Component data from apps and pages
□ □ □ □ □
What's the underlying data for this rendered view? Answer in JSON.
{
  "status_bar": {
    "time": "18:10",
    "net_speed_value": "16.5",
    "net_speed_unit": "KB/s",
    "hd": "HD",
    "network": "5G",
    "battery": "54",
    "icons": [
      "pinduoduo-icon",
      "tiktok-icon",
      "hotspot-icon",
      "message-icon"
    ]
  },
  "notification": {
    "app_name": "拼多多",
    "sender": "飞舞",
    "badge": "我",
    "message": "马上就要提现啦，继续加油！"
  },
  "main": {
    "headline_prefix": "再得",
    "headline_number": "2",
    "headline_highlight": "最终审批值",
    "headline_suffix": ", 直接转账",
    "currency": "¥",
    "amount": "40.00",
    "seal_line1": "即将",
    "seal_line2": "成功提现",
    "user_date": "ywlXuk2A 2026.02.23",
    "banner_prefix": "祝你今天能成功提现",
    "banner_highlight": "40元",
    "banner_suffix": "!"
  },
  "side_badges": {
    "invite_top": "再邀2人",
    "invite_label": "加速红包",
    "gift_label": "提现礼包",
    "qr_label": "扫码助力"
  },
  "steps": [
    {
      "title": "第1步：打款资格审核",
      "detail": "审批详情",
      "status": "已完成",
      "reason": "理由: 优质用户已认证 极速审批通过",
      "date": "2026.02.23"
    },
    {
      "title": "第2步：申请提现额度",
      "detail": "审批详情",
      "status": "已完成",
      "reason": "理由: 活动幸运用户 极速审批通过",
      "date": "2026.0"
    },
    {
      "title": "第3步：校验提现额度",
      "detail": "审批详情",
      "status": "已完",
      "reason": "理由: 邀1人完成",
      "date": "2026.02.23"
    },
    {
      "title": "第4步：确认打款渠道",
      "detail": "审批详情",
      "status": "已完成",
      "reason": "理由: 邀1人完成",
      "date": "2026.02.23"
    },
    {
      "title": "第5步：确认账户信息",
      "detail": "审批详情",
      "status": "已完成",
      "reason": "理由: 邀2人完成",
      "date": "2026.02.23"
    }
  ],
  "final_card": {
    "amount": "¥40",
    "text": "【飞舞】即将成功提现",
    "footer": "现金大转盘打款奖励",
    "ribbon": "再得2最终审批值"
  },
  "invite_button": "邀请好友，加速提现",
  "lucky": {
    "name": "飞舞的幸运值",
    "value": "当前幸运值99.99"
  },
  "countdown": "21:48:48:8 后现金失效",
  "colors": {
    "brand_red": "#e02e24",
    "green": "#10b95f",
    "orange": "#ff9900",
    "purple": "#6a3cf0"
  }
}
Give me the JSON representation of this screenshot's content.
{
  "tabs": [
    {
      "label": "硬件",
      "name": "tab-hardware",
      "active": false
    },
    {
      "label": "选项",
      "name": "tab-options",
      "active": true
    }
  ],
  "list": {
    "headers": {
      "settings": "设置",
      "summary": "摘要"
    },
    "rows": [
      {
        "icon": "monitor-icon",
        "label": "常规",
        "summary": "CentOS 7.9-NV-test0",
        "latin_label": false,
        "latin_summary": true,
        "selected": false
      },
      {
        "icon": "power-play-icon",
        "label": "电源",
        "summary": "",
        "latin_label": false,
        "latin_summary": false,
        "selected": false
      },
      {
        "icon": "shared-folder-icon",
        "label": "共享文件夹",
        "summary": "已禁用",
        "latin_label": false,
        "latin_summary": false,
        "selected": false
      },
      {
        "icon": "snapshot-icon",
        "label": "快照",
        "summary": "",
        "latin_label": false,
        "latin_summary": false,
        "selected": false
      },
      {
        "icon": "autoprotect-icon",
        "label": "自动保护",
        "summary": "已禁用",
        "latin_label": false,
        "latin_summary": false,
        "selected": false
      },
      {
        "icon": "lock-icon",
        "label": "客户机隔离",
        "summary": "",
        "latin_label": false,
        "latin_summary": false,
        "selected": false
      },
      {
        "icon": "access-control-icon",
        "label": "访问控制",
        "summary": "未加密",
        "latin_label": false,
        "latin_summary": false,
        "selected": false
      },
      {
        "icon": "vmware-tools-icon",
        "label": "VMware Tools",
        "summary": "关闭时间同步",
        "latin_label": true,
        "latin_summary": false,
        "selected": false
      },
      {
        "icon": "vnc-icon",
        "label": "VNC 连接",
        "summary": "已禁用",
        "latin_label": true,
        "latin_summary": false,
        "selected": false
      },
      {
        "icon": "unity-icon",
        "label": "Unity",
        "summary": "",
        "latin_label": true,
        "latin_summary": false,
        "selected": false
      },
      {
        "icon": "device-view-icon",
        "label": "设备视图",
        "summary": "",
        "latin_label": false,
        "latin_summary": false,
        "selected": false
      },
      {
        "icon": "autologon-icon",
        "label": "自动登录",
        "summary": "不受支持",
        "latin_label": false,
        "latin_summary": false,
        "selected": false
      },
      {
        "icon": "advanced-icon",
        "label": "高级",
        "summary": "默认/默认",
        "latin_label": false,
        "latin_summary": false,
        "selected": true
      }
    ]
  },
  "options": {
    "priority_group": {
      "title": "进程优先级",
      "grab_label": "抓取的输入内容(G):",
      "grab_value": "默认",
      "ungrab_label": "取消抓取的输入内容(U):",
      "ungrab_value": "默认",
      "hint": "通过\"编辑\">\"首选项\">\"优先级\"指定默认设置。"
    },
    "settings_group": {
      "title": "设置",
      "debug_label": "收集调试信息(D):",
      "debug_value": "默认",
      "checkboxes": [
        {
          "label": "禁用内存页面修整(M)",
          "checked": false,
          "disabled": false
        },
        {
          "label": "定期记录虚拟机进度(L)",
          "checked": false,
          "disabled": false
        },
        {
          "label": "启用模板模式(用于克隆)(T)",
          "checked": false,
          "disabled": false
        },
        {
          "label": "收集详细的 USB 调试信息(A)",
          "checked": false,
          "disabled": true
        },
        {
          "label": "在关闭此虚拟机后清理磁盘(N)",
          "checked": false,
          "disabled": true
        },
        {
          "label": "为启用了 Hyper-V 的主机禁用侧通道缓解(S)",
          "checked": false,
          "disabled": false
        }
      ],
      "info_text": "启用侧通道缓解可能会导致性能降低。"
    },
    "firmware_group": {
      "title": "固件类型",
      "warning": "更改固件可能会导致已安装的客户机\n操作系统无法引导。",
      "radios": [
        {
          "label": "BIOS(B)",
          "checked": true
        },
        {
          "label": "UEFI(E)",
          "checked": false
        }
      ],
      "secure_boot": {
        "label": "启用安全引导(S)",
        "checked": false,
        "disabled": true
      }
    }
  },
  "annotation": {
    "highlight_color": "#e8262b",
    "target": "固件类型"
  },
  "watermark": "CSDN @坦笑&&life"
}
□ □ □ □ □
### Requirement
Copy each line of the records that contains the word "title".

### Expected output
      "title": "第1步：打款资格审核",
      "title": "第2步：申请提现额度",
      "title": "第3步：校验提现额度",
      "title": "第4步：确认打款渠道",
      "title": "第5步：确认账户信息",
      "title": "进程优先级",
      "title": "设置",
      "title": "固件类型",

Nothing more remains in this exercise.